Recently, the World Health Organization added “burn-out” to the International Classification of Diseases. They stopped short of classifying it as a medical condition; instead, they are calling it an “occupational phenomenon.”
Here’s how they define it:
Burn-out is a syndrome conceptualized as resulting from chronic workplace stress that has not been successfully managed. It is characterized by three dimensions:
- Feelings of energy depletion or exhaustion
- Increased mental distance from one’s job, or feelings of negativism or cynicism related to one’s job
- Reduced professional efficacy
Quite a while ago, we learned from the Centers for Disease Control that your immediate supervisor is more important to your health than your primary care doctor. If burn-out results from chronic workplace stress, we’re seeing that to be true.
And it makes sense. 74% of people say the workplace is the leading cause of stress. My co-author, Raj Sisodia, likes to share this statistic: on Monday mornings, there’s a 20% increase in heart attacks.
Your immediate supervisor is more important to your health than your primary care doctor. If burn-out results from chronic workplace stress, we’re seeing that to be true. Click To TweetLast week, I participated in a webinar hosted by Vitality, a wellness program provider with which Barry-Wehmiller partners. My friend Dr. Jeffrey Pfeffer, author of Dying for a Paycheck, was also part of the session called, “The Next Leading Cause of Death: The Workplace?” In conjunction with the webinar, Vitality also released the results of a study on workplace productivity they published in the Journal of Occupational and Educational Medicine in conjunction with researchers from Cambridge University and Charles University. The study assessed the influence of employees’ lifestyle, commuting time, physical and mental health, wellbeing, job and workplace environment on productivity levels.
Some key findings:
- Employees lose the equivalent of 31.2 working days per year due to health-related issues. The top three direct and indirect influences are mental health, job characteristics and physical health.
- Mental and physical health account for more than 84% of the direct effects on productivity loss.

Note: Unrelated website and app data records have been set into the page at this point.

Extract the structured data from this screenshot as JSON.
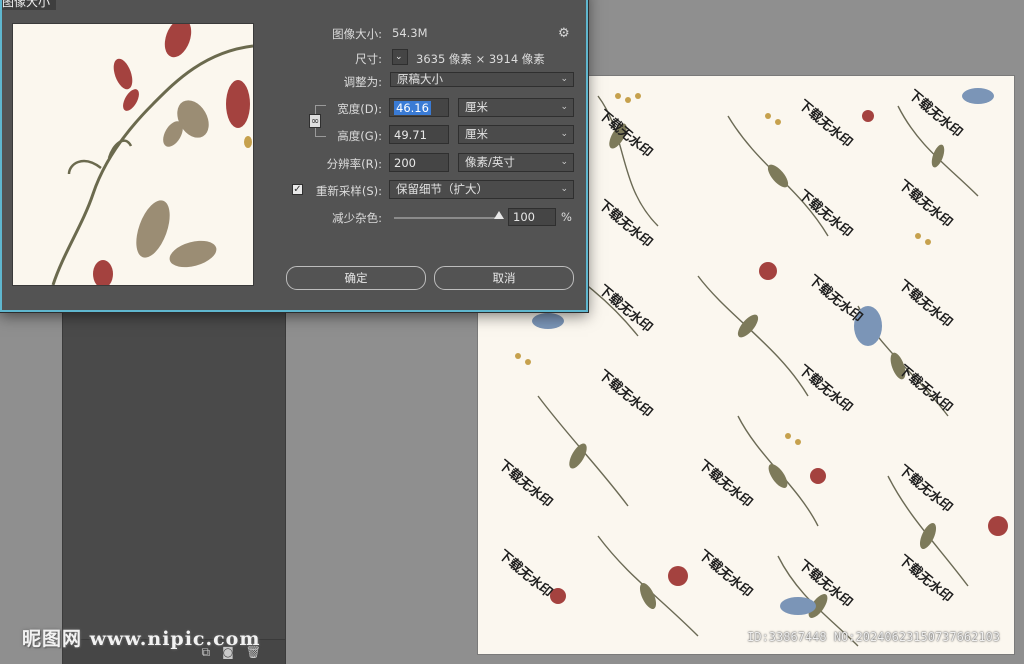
{
  "dialog": {
    "title": "图像大小",
    "image_size_label": "图像大小:",
    "image_size_value": "54.3M",
    "dimensions_label": "尺寸:",
    "dimensions_value": "3635 像素 × 3914 像素",
    "fit_to_label": "调整为:",
    "fit_to_value": "原稿大小",
    "width_label": "宽度(D):",
    "width_value": "46.16",
    "width_unit": "厘米",
    "height_label": "高度(G):",
    "height_value": "49.71",
    "height_unit": "厘米",
    "resolution_label": "分辨率(R):",
    "resolution_value": "200",
    "resolution_unit": "像素/英寸",
    "resample_label": "重新采样(S):",
    "resample_checked": true,
    "resample_value": "保留细节（扩大）",
    "reduce_noise_label": "减少杂色:",
    "reduce_noise_value": "100",
    "reduce_noise_unit": "%",
    "ok_label": "确定",
    "cancel_label": "取消",
    "icons": {
      "settings": "gear-icon",
      "dimensions_toggle": "chevron-down-icon",
      "constrain": "chain-link-icon"
    }
  },
  "canvas": {
    "watermark_text": "下载无水印",
    "id_text": "ID:33867448 NO:20240623150737662103"
  },
  "site_watermark": "昵图网 www.nipic.com",
  "panel": {
    "icons": [
      "new-layer-icon",
      "camera-icon",
      "trash-icon"
    ]
  },
  "colors": {
    "dialog_bg": "#535353",
    "dialog_border": "#5fb7cf",
    "canvas_bg": "#fbf7ef",
    "selection": "#3a7bd5"
  }
}
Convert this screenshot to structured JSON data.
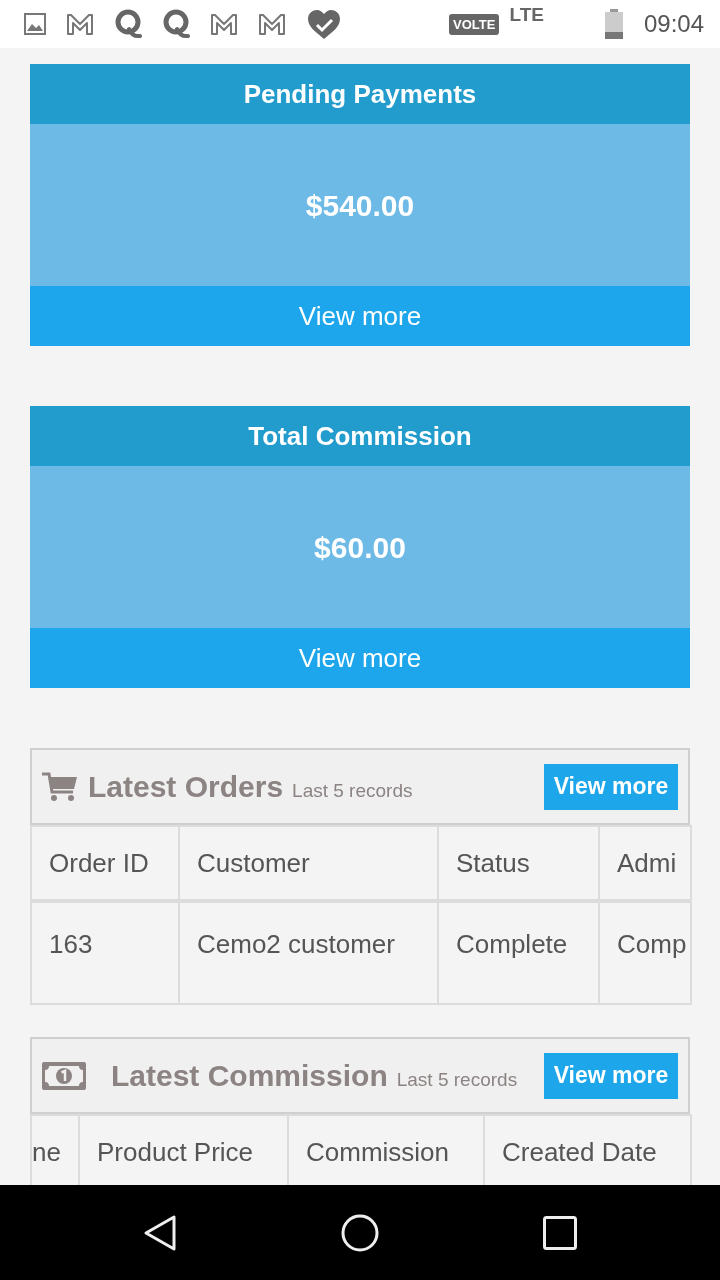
{
  "status_bar": {
    "network_badge": "VOLTE",
    "network": "LTE",
    "time": "09:04"
  },
  "summary_cards": [
    {
      "title": "Pending Payments",
      "amount": "$540.00",
      "link": "View more"
    },
    {
      "title": "Total Commission",
      "amount": "$60.00",
      "link": "View more"
    }
  ],
  "panels": [
    {
      "kind": "orders",
      "title": "Latest Orders",
      "subtitle": "Last 5 records",
      "button": "View more",
      "table": {
        "columns": [
          "Order ID",
          "Customer",
          "Status",
          "Admi"
        ],
        "rows": [
          [
            "163",
            "Cemo2 customer",
            "Complete",
            "Comp"
          ]
        ]
      }
    },
    {
      "kind": "commission",
      "title": "Latest Commission",
      "subtitle": "Last 5 records",
      "button": "View more",
      "table": {
        "columns": [
          "ne",
          "Product Price",
          "Commission",
          "Created Date"
        ]
      }
    }
  ]
}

- In addition, 93% of the indirect influences are mediated through mental and/or physical health, meaning that even job or workplace factors, such as job satisfaction, support from managers or feeling isolated, ultimately affect productivity through mental and/or physical health.
“At first glance, the results may not be surprising as we’ve known for some time that the way companies operate has a direct impact on employee health, but also that employee health directly impacts the success of companies,” said Francois Millard, SVP and Chief Actuarial Officer at Vitality Group.
Of the Vitality study, Dr. Pfeffer said, “Workplaces are making people sick along with the managers who also do the same thing, adversely affecting people’s ability to work. And as the study points out, interventions to improve health that do not attack the root causes of ill-health are going to be less effective or ineffective. It’s particularly important to focus on health as an intermediate outcome and show the costs of ill-health, but even more critical to look not only at the effects on productivity, but the impact on people’s wellbeing.”
Let’s add to this discussion a number of statistics Dr. Pfeffer shared during the Vitality webinar:
- Correlating hours worked per person and output per hour worked, productivity is highest when people spend fewer hours working.
- Throughout 18 industries in the U.S., the use of overtime hours lowers average output per hour worked for almost all industries in the sample.
- Since 1950, an increase in working time was always accompanied by a decrease in per-hour productivity.
In short, Dr. Pfeffer’s larger point is that when companies disregard the wellbeing of their employees, they end up achieving the opposite of the intended result.
However, when we, as business leaders, care about our people, we have can have a profound effect on their lives.
If 75% of the workforce are disengaged — among the 25% engaged in their jobs and thriving in their lives, 41% have lower health-related costs than “struggling” employees and 62% have lower health-related costs than “suffering” employees.
If caring about our people and their wellbeing can have that kind of effect, it only stands to reason that there would be a complimentary byproduct in the productivity in and performance of our businesses.
Right now, in the U.S., we have the lowest unemployment in 50 years, but we have the highest levels of anxiety we’ve had in decades. How can that be? Because we, as business leaders, continue to engage in leadership malpractice and disregard the wellbeing of our people.
The cure for burn-out, a lack of productivity, poor business performance? Care.
Try it, leaders. What do you have to lose? The way we’re working now is not working.